TELLING STORIES THROUGH PHOTOS
By Kelly Marley
Through imagery, we can all be storytellers. How we share memories can make a lasting impression. We can inspire someone to plan their own adventure. Or for a moment allow them to live vicariously through our experiences. The images we capture and share have the potential to inspire others to see the world through a different perspective. All this can be accomplished when we are telling stories through photos.
Begin your next journey with the end in mind. What kind of storyteller do you want to be? What kind of emotion do you want to stir in others? How can you capture a shot of the Eiffel Tower that makes others see it in a different light?
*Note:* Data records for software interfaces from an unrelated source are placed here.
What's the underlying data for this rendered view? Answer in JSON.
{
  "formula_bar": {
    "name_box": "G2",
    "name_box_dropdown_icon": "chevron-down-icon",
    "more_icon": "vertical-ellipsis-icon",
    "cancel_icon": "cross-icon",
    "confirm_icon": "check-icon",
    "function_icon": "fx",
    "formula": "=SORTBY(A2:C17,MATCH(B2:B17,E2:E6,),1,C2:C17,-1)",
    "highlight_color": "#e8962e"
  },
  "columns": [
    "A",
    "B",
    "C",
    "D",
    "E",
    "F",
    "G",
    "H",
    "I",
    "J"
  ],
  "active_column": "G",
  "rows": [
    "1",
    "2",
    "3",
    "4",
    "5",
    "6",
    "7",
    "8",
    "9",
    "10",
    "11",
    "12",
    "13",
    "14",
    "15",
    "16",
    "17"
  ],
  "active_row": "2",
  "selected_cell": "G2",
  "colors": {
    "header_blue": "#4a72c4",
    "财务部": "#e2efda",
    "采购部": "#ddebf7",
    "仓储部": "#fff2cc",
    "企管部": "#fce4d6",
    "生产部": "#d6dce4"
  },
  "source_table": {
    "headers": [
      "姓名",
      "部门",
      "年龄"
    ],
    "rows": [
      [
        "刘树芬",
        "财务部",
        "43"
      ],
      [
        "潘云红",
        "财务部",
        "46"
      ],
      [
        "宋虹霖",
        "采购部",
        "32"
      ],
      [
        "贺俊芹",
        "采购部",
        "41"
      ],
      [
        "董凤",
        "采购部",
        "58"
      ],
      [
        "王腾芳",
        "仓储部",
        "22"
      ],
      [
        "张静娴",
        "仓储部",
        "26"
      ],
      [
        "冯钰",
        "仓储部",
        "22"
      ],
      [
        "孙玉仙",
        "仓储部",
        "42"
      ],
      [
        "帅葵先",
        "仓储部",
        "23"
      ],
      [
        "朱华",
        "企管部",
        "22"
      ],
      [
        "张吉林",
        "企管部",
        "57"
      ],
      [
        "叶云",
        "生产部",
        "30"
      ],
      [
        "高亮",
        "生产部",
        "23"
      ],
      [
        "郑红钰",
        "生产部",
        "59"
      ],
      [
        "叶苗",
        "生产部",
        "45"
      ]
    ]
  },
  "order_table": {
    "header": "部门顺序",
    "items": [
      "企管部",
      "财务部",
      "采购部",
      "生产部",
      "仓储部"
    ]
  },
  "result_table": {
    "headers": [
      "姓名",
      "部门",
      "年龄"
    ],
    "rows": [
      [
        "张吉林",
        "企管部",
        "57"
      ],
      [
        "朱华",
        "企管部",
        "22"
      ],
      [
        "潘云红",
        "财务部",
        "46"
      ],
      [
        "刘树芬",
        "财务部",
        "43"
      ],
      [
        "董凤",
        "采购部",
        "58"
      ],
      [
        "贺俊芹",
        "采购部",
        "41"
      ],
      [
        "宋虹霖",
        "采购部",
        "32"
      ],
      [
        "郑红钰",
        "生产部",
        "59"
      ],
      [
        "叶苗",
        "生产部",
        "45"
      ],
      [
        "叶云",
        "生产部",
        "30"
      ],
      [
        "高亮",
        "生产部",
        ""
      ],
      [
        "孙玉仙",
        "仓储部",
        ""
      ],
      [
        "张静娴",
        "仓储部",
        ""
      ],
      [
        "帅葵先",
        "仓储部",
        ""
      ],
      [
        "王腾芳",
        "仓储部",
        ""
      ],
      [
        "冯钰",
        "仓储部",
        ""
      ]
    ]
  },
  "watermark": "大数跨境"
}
How can you create an image they have never seen before in magazines or coffee table books?
Do your research on your destination in advance. Then you will be prepared to capture the story in a way no one else can – through your own lens of the world.
CREATE YOUR STORY WITH A WIDE RANGE OF SKILLS
Travel photography offers us the opportunity to practice many genres of photography. Landscape photography helps anchor your trip, showing the environment at its best. Architecture is vastly different around the world, so don’t forget to look up and catch the towering buildings or monuments unique to the area. And definitely don’t forget the food! Capture it in natural light, close up, and make mouths water.
Street photography brings emotions to the story by showcasing the small appreciations of everyday life from place to place. Capturing a street portrait of a vendor selling beautiful scarves in India can highlight the country in a more personal way. Honing your skills in all these genres will stitch together a story only you can tell.
STREET PHOTOGRAPHY SETS YOUR IMAGES APART
Street photography is where your story becomes uniquely yours. No one else will ever capture that moment in time, that gesture, or that emotion. Learn to be stealth, practice shooting from the hip, and blend in with the crowd. Take a break from your walk and find an outdoor cafe so you can position yourself for the right subject at the right moment. In addition, engaging in casual, yet sincere, conversation with an interesting person can also lead to some interesting images. Through conversation and personal connection, you will often find your subject opening up with an engaging smile to add to your story.
With practice prior to your trip, you can gain the confidence and eye to capture the human element of everyday life and their own stories. Having a fast lens is key to good street photography. A 23mm or 35mm prime lens is the ideal lens, but don’t let that stop you if you do not have one.
GEAR AND TECHNICAL CONSIDERATIONS
If shooting in bright sunlight without any clouds, you may want to have a circular polarizer on your lens. Or you can use some of the film simulations native to your camera to improve your image quality. Use your aperture creatively to focus in on a small detail while blurring the background of the main subject everyone else is shooting.
Traveling with a mid-range zoom lens, a long telephoto lens, and a wide angle will serve you well in most travel situations. Alternatively, one lens that covers a wide range of focal lengths may be best if you are limited by space or weight. A lightweight travel tripod can make or break the quality of your images after sunset. I recommend having plenty of batteries and memory cards on hand.
KEEP THE STORY ALIVE
After your trip, consider ways to showcase and celebrate your images. If you post a few on social media and call it a day, then you are missing a huge opportunity to keep your memories alive. Can you fill an empty space on your wall? The experiences you capture can bring joy and stories to your home.
Producing a photo book may be the ideal way to preserve memories of your trip and can be a great conversation starter. Keep a few of your travel books on your desk at work for instant conversation and an ice breaker. It could give you the opportunity to make a personal connection and humanize an otherwise routine business meeting. People will remember you in a different way. You can even load them onto your big screen TV as a backdrop in your home when entertaining.
The next time you return from a trip, and friends and family ask, “how was your trip?”, you can now answer them with a story only you can tell. The greatest compliment is when you hear, “it feels like I’m really there with you!”. You never know, you just might inspire them to explore the world and they will begin telling stories through photos.
Shoot what makes you smile!